Published in 2001, Malcolm Pryce’s Aberystwyth Mon Amour is the first book in the Louie Knight Mysteries, a comic detective series. It’s set in an alternate 1980s, where Wales is an independent country. The town of Aberystwyth is controlled by the Druids, a sort of magical mafia. They are led by Grand Wizard Lovespoon, the sinister Welsh teacher from the local school, and his other teacher friends. In this strange and original setting, schoolboys start to go missing – and it’s up to Louie Knight, the town’s private investigator, to try and work out just what’s going on.
This is quite a strange book. Pryce launches you straight into the world, with very little explanation. I’ll admit that I did get confused here and there with who everyone was and just what was going on, but very quickly you get immersed in the plot and world. I really enjoy the sheer randomness of this book. You never know quite what’s coming next, in either the world or the plot, and this alone makes you keen to read on.
What I like best about Aberystwyth Mon Amour is the details. It is full of fun and strange intricacies which show a great deal of imagination on Pryce’s part. A lot of these are just casually slipped in with little explanation, which I really enjoy. I love that Louie’s father runs a donkey sanctuary and goes by the name of Eeyore. I love that Louie’s assistant (his Watsons or his Hastings, if you will), ends up being a teenager girl known as Calamity Jane. I love that drugs are sold and smuggled in the oddest of household items. I love that the town’s brothel, The Moulin Club, is on Patriarch Street. I love that the Mafia is run by schoolteachers – and so many other little details. I imagine that for readers who have lived in or even visited Aberystwyth (I have not), there would be even more great jokes that I missed out on. I love that for all the darkness and strangeness of what’s going on, the book is so consistently and brilliantly funny.

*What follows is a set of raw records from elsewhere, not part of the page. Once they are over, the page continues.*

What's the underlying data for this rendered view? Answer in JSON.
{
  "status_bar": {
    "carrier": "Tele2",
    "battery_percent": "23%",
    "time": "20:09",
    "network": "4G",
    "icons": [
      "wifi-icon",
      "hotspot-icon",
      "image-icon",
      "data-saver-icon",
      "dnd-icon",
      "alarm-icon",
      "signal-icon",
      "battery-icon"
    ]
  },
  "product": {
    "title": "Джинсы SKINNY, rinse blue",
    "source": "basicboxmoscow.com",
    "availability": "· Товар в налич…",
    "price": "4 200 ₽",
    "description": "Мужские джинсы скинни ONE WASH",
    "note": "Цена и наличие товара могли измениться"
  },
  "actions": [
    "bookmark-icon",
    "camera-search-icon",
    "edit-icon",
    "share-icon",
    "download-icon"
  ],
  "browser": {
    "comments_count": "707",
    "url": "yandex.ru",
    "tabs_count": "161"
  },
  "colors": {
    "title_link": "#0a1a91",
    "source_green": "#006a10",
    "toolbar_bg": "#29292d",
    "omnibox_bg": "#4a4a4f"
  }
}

The characters too are well-drawn, weird and interesting. They at times feel slightly Dickensian in their exaggerated and almost grotesque characterisation, but I really like that. They’re characters that suit the world they inhabit. Pickel, whose position in the Druids is juxtaposed by his love of clocks, was one of my favourites, as was Ma Evans, who works at the Witch’s Co-op, and Sospan, the philosophical ice-cream man. However, my very favourite character was probably Calamity Jane. Her friendship with and constant mocking of Louie really added to the book, and was not only hilarious but at times quite lovely and moving. I’m looking forward to coming across her again in the rest of the series.
I think I preferred the book’s intricacies to the overall plot. Now, in some ways the mystery plot is brilliant. I like that there are new surprises even when you think there’s no room for any more twists and turns. And I do to an extent like just how ridiculously complicated everything becomes. However, on the other hand there were moments when I had just no idea what was going on, when I think perhaps I was supposed to. I got especially confused by the background history about the war of independence, and the mythical (I think; I’m still not entirely sure) kingdom of Cantref-y-Gwaelod. There are a few times that I feel Pryce gets carried away with the brilliancy and humour of his ideas, and therefore doesn’t slow down to make them entirely clear to the reader. There are also quite a lot of characters for a fairly small book. Overall, however, I think this is mainly because we’re getting used to a complicated and different world at the same time as trying to follow a complex plot. So I’m looking forward to reading some more in the series, where that at least won’t be a problem.
Despite some minor confusion, this really is a delightful and enjoyable novel. It’s original, quirky and eccentric – all things I like in a book. As I’ve said, it’s really the details rather than the overall plot that made it for me, but these little details are so clever, funny and well thought out that I still really enjoyed the book, even if I wasn’t always entirely clear what was happening. It’s the humour and the world I found most engaged it, rather than the mystery. However, this didn’t lessen my enjoyment of the book, and I’m excited to read the rest of the series.
Greatest strength: Probably the random beauty in the attention to detail, which helps create this inventive and funny world.
Greatest weakness: As I said, I did at times get a little confused.
Let’s finish on a quote: ‘Aberystwyth was a great place for a connoisseur of irony.’
With thanks to Zoë for the recommendation.
Next week: Goodbye Tsugumi, by Banana Yoshimoto